I tend to agree with you that it does operate more on the underlay side of things since it is used for underlay peerings for routing protocols, but because it is a VPN, it also has the characteristic of an overlay entity. In any case, I will let Rene know to look this over and make any necessary clarifications on the lesson.

Thanks so much for pointing this out!

I hope this has been helpful!

Laz

What is the difference between biz-internet and public-internet color. In what transport should i use biz-internet and public-internet? Thanks

Hello Venus

The color assigned to each tunnel interface is simply used to differentiate between the different WAN connections being used. The biz-internet and public-internet WANs are simply names given to each type of WAN. These are not standardized names, but just the names given to these specific WANs. You can call them whatever you like, and you can assign whatever color you like to them.

In addition, you can choose to transport whatever you like over each individual WAN. The names and colors used in the lesson are only for demonstration purposes. You can choose to use names that are more meaningful to the specific application you will be using in your topology.

I hope this has been helpful!

Laz

Hi @olim26m ,

I made some changes to the lesson. Usually, the underlay is the “physical” network and the overlay is the “virtual” network.
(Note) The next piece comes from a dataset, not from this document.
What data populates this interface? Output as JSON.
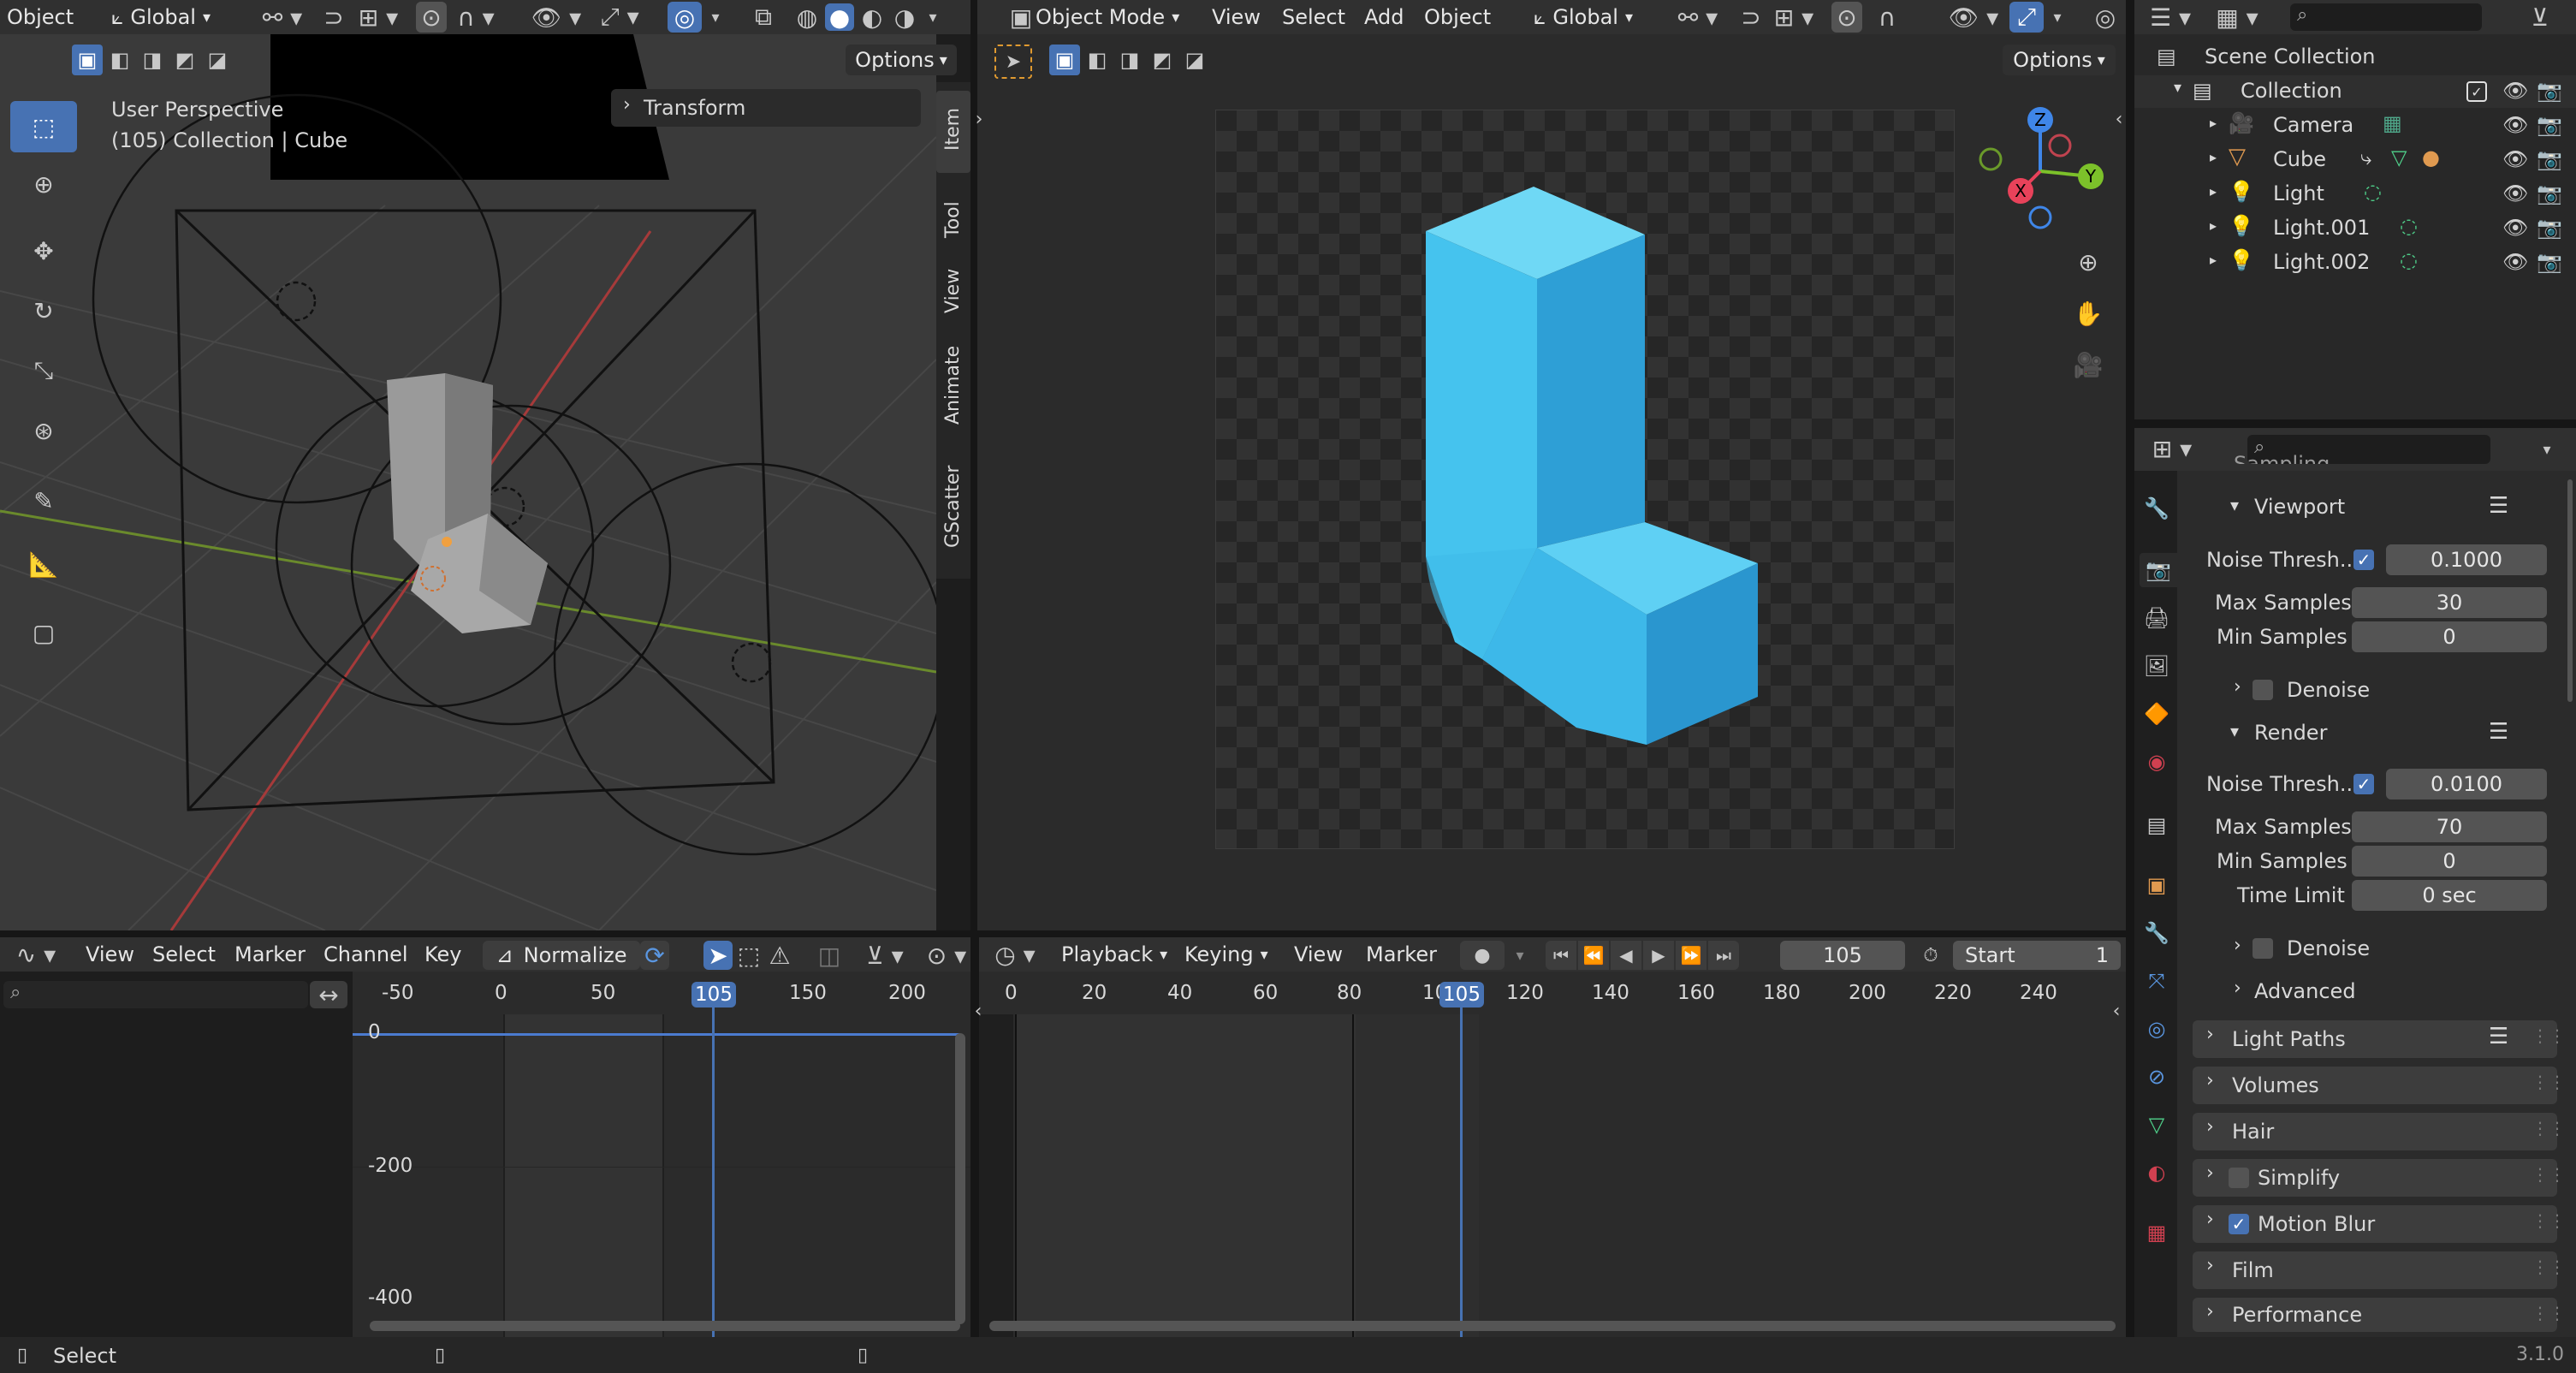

VPN0 is the transport network and most of the traffic is DTLS/TLS or IPSec. However, other protocols like NETCONF, SSH, NTP, DNS, and HTTPS are also possible. Since VPN0 is used for transport, I agree it belongs more to the underlay side than the overlay. It’s a bit of a grey area though.

Rene

1 Like

Great and very clear lesson.

  • I need to know how I can generate (serialFile.viptela)
  • Also I followed same steps but when I click on “Configuration > Certificates > WAN Edge List and click on Send to Controllers” it give this message “No new updates to be sent to device”

Hello Rami

How to get the serialFile.viptela file is shown in the previous lesson:

Specifically you can find it in section 4 titled Serial File.

This depends upon the correctness of your serialFile.viptela file. Make sure that your file is correct and try again. Some additional information about the validity of these files can be found at this Cisco/Viptela documentation:

I hope this has been helpful!

Laz

I’m running vManage 20.5.1.2. After running the “request vedge-cloud activate chassis-num …” on my vEdge, back on vManage Certificates page, the left-side icon then changes to “CSR Generated” and a CSR is now available from right-side menu. The vEdge is still not fully onboarded (no BFD sessions) - what now?
— UPDATE: I figured this out - I generated the CSR for the new vEdge device on the vManage Certificates page, then I went to vManage CLI, copied CSR to /home/admin, and signed the CSR (using same openssl signing command as before) to create a CRT. Then I went back to vManage Certificates page, clicked “Install Certificate” and pasted the CRT. After this, the Certificate status changed to “Installed” and the vEdge was fully onboarded.

Hello Greg

Great to hear that the issue has been resolved! Thanks so much for keeping us up to date and posting your solution here, it is of great help.

Thanks again!

Laz